Proposition 42 would amend the state constitution to mandate local government agencies comply with various state laws providing for public access to local government meetings and records of government officials. This would apply to cities, counties, and school and community college districts, as well as park, fire, water and other special districts.

But Proposition 42 would also eliminate the state’s traditional responsibility to reimburse local governments for their costs to implement these laws, including certain parts of the Public Records Act – representing an annual cost shift in the tens of millions of dollars, as estimated by the California Legislative Analyst.

Local governments are often on very tight budgets. They also have far fewer tools to raise revenue than the state, and the tools they do have are often more regressive than those available to the state.

Transparency in government should not be dependent upon the finances or practices of any particular local government agency. Transparency should be even and guaranteed across all jurisdictions. The abdication of this in Proposition 42 is an example of what is wrong with our state’s priorities.

Instead of seeking a more progressive tax code to sustainably address our state’s structural deficit, and perhaps give local government more revenue raising ability, the state legislature nickels and dimes our democracy with unfunded mandates like Proposition 42.

This isn’t the first such self-induced wound to open government.

In 2012, a little known provision of Governor Brown’s Proposition 30 ended the state’s responsibility for the costs of local government agency compliance with the open meeting procedures of the Ralph M. Brown Act. Proposition 42 would expand that negative trend.

The Green Party is concerned that Governor Brown and the state legislature are using various tactics - like Propositions 30 and 42, as well as the termination of redevelopment agencies without backfilling funding for cities to meet their housing element mandates - to create the illusion that the state is fiscally sound, and its structural deficit has been addressed. In reality, the state too often shifts the burden for its responsibilities to local government, without ensuring funding for them.

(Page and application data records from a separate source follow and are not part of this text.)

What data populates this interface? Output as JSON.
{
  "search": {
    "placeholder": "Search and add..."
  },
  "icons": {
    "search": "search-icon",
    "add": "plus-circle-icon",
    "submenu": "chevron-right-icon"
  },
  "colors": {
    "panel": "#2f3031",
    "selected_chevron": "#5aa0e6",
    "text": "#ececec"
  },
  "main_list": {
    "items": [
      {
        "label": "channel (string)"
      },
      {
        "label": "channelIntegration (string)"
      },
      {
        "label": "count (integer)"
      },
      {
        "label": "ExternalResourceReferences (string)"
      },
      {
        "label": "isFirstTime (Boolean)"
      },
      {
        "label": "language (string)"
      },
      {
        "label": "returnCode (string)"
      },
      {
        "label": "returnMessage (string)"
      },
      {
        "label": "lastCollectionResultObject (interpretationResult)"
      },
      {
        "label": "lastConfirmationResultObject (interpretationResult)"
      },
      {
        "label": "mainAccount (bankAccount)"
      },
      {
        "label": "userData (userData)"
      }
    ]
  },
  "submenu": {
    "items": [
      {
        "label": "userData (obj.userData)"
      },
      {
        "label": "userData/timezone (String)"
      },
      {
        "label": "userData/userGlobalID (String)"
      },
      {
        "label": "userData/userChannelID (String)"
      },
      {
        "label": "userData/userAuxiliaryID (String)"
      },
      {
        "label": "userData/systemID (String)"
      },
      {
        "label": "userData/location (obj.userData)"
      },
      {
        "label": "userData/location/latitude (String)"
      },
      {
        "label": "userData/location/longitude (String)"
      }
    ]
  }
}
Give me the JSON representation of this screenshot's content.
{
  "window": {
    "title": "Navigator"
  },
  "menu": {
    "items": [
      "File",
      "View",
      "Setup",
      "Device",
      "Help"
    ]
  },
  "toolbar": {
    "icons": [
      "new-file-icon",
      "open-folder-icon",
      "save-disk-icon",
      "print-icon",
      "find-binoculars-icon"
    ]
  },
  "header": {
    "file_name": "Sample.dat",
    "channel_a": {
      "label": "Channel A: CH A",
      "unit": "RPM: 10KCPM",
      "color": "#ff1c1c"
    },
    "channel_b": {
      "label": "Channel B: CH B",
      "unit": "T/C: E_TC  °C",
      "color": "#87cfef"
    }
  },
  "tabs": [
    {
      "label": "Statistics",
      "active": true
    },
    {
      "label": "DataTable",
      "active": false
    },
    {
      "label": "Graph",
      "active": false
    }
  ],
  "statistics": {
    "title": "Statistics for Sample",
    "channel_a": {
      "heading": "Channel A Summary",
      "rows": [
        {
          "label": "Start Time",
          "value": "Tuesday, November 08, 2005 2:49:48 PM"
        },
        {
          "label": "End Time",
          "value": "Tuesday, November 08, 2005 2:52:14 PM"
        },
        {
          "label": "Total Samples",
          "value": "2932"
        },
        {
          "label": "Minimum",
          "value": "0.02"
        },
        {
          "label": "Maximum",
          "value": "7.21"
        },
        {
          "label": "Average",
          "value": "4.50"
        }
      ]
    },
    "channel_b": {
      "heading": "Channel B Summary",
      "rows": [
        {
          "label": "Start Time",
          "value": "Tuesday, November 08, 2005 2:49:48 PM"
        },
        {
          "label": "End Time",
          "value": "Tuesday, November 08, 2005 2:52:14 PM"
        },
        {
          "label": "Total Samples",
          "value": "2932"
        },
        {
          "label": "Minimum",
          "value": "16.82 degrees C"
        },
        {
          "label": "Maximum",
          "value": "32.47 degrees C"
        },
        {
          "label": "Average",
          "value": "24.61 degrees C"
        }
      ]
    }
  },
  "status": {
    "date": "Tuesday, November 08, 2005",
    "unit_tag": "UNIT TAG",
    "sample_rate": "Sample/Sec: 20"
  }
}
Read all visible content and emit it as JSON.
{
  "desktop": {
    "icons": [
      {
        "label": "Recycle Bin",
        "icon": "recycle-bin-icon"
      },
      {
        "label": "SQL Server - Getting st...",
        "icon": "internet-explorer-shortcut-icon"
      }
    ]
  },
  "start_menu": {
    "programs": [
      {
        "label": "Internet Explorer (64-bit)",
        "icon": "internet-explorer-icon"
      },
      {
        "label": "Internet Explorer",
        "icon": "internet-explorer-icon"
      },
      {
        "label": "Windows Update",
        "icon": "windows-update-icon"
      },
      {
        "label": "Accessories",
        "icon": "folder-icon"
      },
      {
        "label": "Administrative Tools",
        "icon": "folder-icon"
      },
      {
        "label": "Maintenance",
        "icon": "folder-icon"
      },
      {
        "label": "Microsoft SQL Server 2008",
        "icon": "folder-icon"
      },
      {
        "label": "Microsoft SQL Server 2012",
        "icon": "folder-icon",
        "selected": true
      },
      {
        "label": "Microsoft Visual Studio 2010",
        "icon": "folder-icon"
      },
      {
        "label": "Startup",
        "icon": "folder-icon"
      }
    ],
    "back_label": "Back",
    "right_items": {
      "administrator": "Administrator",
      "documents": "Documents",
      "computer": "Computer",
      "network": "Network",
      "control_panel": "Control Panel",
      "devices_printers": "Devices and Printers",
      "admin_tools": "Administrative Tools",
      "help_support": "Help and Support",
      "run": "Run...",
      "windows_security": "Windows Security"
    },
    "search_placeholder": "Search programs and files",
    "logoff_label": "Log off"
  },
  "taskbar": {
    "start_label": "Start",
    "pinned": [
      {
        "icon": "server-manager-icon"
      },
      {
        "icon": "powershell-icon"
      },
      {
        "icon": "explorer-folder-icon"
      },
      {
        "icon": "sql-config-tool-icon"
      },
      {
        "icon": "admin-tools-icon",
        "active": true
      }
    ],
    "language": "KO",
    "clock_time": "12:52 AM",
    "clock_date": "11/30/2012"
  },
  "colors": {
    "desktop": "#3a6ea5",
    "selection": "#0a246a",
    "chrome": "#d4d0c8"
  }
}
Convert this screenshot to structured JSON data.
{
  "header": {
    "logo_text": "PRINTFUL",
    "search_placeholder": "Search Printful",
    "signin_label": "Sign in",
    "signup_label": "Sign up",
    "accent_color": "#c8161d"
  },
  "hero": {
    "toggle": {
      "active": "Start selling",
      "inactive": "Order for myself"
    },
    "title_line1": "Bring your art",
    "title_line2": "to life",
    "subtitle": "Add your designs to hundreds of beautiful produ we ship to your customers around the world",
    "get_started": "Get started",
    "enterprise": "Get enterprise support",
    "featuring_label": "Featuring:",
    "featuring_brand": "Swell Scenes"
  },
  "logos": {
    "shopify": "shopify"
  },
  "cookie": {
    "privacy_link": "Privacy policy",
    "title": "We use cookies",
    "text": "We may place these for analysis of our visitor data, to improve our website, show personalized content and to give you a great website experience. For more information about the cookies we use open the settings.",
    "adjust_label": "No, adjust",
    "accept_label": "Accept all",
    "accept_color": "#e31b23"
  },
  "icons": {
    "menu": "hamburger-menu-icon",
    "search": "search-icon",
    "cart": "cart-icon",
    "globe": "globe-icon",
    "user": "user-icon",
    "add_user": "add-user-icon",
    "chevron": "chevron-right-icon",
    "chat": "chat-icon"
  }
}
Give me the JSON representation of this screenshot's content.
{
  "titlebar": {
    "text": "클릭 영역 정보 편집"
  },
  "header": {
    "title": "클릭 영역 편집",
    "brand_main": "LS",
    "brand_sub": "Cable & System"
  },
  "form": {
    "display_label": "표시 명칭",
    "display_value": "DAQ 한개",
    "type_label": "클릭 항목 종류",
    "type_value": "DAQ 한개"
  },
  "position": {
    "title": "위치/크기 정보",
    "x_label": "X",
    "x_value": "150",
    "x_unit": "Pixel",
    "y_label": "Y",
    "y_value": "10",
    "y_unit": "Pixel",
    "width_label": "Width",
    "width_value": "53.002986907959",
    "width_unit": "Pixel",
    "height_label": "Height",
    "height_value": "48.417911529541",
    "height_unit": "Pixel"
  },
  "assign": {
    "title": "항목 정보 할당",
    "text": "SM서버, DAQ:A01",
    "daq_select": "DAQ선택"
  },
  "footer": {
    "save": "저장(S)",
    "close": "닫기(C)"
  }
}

For all these reasons the Green Party recommends a ‘No’ vote on Proposition 42. In its place, the state should continue to fund these services through progressive tax reform on the state level, and/or give local government more progressive tools to raise revenues.